Embracing a cashless society
It’s clear Wrethman isn’t afraid to go out on a limb and do things differently, even if not everything is a success. At Charlotte’s Place he introduced different pricing for different week parts, so a three or five-course meal Monday to Friday is £5 cheaper than the same one on the weekend.
“In my head, three years ago, it made sense. It’s demand-base pricing. If you fly easyJet at 6am or 10am the price is different, even though the destination is the same. I thought the same would work for restaurants.”
He admits now that he wouldn’t do it quite that way again. “It is awful business. If you pay the lower price for the menu, you are never going to believe the more expensive price is good value. I hate myself for that.” W5, by contrast, is Wrethman’s attempt at the same philosophy, with customers given much more freedom over how much they can spend at each visit.
Another gamble that, so far, has appeared to pay off, is the move to go entirely cashless at W5. The decision to accept payment only by card or through Apple Pay has had some detractors but, in the main, it has been welcomed by customers and staff alike.
“It was a risky decision, but with a site the size of W5 if we took cash we’d spend an hour in the morning counting out the floats, another hour after breakfast shift for the handover and the same after lunch.
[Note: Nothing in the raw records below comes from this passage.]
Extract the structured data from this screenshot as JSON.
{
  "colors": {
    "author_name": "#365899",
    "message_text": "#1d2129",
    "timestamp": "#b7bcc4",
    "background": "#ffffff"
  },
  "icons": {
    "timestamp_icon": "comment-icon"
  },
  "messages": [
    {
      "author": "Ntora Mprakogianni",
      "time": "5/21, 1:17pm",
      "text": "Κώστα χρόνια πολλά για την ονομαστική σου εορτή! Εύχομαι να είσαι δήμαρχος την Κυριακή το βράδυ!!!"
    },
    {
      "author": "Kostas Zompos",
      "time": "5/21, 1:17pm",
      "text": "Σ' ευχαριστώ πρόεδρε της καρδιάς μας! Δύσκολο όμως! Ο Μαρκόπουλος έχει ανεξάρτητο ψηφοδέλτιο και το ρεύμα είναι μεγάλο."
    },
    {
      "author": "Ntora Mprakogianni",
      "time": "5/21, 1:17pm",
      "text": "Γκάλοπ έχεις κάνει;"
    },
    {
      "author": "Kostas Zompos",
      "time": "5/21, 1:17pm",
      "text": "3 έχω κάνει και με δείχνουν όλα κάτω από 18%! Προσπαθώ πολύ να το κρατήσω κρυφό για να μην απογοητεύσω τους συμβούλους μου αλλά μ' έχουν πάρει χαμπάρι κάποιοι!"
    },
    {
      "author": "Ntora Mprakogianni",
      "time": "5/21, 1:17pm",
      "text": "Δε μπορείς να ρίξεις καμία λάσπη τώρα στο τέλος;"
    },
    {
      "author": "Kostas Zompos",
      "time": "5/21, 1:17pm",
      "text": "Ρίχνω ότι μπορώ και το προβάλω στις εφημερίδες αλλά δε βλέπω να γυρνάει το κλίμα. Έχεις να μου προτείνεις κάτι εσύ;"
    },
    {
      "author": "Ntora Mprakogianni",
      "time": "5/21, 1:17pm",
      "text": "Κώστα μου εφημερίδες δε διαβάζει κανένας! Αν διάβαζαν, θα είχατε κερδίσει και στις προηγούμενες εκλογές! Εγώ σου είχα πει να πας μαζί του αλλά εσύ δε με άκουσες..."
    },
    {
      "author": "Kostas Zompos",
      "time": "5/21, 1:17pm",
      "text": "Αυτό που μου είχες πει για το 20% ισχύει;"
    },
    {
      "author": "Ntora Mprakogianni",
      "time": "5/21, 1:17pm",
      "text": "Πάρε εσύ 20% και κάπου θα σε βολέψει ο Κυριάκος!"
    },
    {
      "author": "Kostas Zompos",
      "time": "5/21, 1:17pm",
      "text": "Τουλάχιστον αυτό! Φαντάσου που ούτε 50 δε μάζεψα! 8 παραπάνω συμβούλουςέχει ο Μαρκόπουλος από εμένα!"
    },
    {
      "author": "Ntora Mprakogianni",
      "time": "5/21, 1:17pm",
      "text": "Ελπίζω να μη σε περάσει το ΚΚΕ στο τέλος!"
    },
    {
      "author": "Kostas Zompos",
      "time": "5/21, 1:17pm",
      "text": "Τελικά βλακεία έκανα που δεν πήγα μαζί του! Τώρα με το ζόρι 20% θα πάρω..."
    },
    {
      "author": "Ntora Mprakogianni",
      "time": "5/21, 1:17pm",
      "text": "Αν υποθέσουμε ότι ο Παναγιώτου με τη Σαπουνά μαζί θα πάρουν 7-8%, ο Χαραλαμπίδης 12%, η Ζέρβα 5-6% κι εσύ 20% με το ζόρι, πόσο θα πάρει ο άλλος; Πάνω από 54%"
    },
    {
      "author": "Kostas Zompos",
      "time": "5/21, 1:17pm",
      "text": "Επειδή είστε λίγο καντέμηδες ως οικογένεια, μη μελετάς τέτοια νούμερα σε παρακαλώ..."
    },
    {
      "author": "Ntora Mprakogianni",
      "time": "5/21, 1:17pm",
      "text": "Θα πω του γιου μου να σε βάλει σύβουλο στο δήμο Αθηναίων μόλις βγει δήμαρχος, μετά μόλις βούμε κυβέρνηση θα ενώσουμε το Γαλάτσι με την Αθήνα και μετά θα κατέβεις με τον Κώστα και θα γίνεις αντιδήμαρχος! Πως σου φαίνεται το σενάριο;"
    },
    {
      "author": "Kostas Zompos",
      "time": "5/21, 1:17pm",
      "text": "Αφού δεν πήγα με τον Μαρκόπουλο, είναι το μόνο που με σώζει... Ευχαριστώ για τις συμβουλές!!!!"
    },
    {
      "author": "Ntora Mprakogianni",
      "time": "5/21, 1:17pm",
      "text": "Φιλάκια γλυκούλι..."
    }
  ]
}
At the end of the night, we’d then have to reconcile everything. This way there are no discrepancies. At the end of the day, even if we’ve taken £15,000, you just walk over to master till, press end of day and
then walk out.”
Not only has the move away from cash reduced the company’s insurance premium, but it has also enabled it to keep its menu prices down by about 10 per cent and saved two-and-a-half hours of one of the highest-paid members of staff’s time every day. “When you tot that up that’s half of a full-time manager’s salary saved every week, and it’s the bit they hate doing. Managers hate cashing up for an hour-and-a-half on a Saturday night.”
Wrethman’s latest leftfield move is in regard to Charlotte’s Place, with ambitious plans to completely change where it all began for him two decades ago. The intention is to turn it into a more personalised, destination restaurant, with a new dining space on the ground and first floors, and a change to its overall approach.
It will introduce a Clove Club-style ticketing system whereby customers pay in advance for their meal. Wrethman also wants to get rid of the wine list and instead serve a set menu with either alcoholic or non-alcoholic drink pairings.
“It’ll be like buying a ticket to the theatre – one set price. There will be no need for a wine list and there’ll be no wastage.” There also won’t be a service change, which is significant given Wrethman’s position on tipping. He is spearheading the Tipping Point campaign calling for all restaurants to answer a questionnaire on their tipping practices and to make these answers public. The restaurant will switch to seven services a week so that it can run with just one team, with dinner on Wednesday to Saturday night and Friday, Saturday and Sunday lunch.
“I want it to be a destination restaurant, a place where it feels like you are coming over to someone’s house for a dinner party. People will pay in advance so there’s no need for the awkward payment at the end and we’ll ask guests the names in their party in advance, so when they come they will have pegs for their coats with their names on. It will be a much more personalised experience.”
Moreover, Wrethman intends to crowdfund the move and is confident that his loyal following of customers will rally round his next venture. “All we need to do is sell 10,000 tickets at £100 each to raise £1m. We won’t be offering any equity, people will effectively just be paying for a meal in advance.”
It’s yet another ambitious and unconventional chapter in the story that is Charlotte’s Group. Its matriarch figure would have been proud.